Partial disability pensions on the increase in Finland
Written by Natalie Tuck
The number of partial disability pensions are on the increase in Finland, according to the Finnish Centre for Pensions.
In 2017, nearly one third (5,600) of all new retirees on a disability pension (18,600) got a partial disability pension. A typical retiree on a partial disability pension is a middle-aged woman who works in the public sector.
The share of partial disability pensions has doubled over the last decade: in 2007, 14 per cent of the new retirees on a disability pension got a partial disability pension, with the share rising to 30 per cent in 2017.
A typical retiree on a partial disability pension is a 55-year-old woman who works in the public sector. Her ability to work has been reduced because of a musculoskeletal disease, but she is found capable of part-time work and lighter work tasks.
Commenting, Finnish Centre for Pensions statistics manager Tina Palotie-Heino said: “That the share of disability pensions is growing is a positive trend. As many as four out of five disability pension retirees work while getting the pension. Continuing at work means that their old-age pension grows and that the pension expenditure is kept at a moderate level.”
Furthermore, the Finnish Centre for Pensions said the average age of the new disability retirees was 52 years and more than half of them had already turned 55. The main causes of disability was musculoskeletal diseases (34 per cent) and mental and behavioural disorders (29 per cent).
Women retired on a disability pension more often than men because of mental and behavioural disorders. Diseases of the circulatory organs, as well as injuries and poisonings are more common among men than women. Depression continues to be the main single cause for retirement on a disability pension. Last year, approximately nine persons retired each day because of depression; two out of three were women.
In total, around 145,000 people receive an earnings-related disability pension. Two out of five (42 per cent) have retired because of mental disorders. One quarter (26 per cent) or all retirees on a disability pension have retired due to the second major cause for retirement: musculoskeletal disorders.

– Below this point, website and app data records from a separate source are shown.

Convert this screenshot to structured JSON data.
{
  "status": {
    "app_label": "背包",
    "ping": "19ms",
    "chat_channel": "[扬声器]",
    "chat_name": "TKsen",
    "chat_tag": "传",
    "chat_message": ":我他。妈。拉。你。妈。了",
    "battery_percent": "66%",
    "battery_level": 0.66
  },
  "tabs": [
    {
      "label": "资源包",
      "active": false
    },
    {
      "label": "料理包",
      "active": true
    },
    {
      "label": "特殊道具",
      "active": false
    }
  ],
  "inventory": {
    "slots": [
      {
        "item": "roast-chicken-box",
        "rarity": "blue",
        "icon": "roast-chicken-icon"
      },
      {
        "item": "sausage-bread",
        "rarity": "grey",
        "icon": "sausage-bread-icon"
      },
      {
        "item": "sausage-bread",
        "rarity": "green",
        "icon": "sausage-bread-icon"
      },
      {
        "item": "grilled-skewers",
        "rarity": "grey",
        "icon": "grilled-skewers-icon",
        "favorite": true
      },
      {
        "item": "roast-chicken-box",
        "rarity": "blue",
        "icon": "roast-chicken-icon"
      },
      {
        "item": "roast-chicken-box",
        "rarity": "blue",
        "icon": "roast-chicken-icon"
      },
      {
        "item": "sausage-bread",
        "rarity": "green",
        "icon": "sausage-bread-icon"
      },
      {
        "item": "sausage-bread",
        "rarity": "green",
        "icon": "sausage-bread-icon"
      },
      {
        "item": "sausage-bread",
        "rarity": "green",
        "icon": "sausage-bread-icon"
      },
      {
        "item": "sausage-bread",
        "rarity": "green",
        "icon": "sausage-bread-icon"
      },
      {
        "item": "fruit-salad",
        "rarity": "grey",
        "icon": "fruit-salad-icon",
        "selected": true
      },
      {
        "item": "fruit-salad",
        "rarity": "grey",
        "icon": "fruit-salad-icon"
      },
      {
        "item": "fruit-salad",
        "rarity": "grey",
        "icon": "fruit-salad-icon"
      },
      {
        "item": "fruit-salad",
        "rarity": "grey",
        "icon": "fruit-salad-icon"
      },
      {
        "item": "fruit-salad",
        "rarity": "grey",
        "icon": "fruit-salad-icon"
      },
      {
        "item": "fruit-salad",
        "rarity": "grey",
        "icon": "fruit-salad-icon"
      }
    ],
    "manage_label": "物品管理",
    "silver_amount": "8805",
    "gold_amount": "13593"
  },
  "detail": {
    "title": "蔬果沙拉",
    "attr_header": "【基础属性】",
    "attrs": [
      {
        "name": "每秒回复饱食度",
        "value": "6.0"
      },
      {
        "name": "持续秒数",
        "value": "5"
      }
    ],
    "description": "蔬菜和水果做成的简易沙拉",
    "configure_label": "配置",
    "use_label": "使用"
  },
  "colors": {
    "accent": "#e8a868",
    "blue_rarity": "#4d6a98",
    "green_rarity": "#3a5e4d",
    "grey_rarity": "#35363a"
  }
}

“Mental disorders drive people to retirement at a clearly younger age than do musculoskeletal diseases. In 2017, the average age for retirees with mental disorders was 45 years, while it was 56 years for retirees with musculoskeletal disorders,” Palotie-Heino said.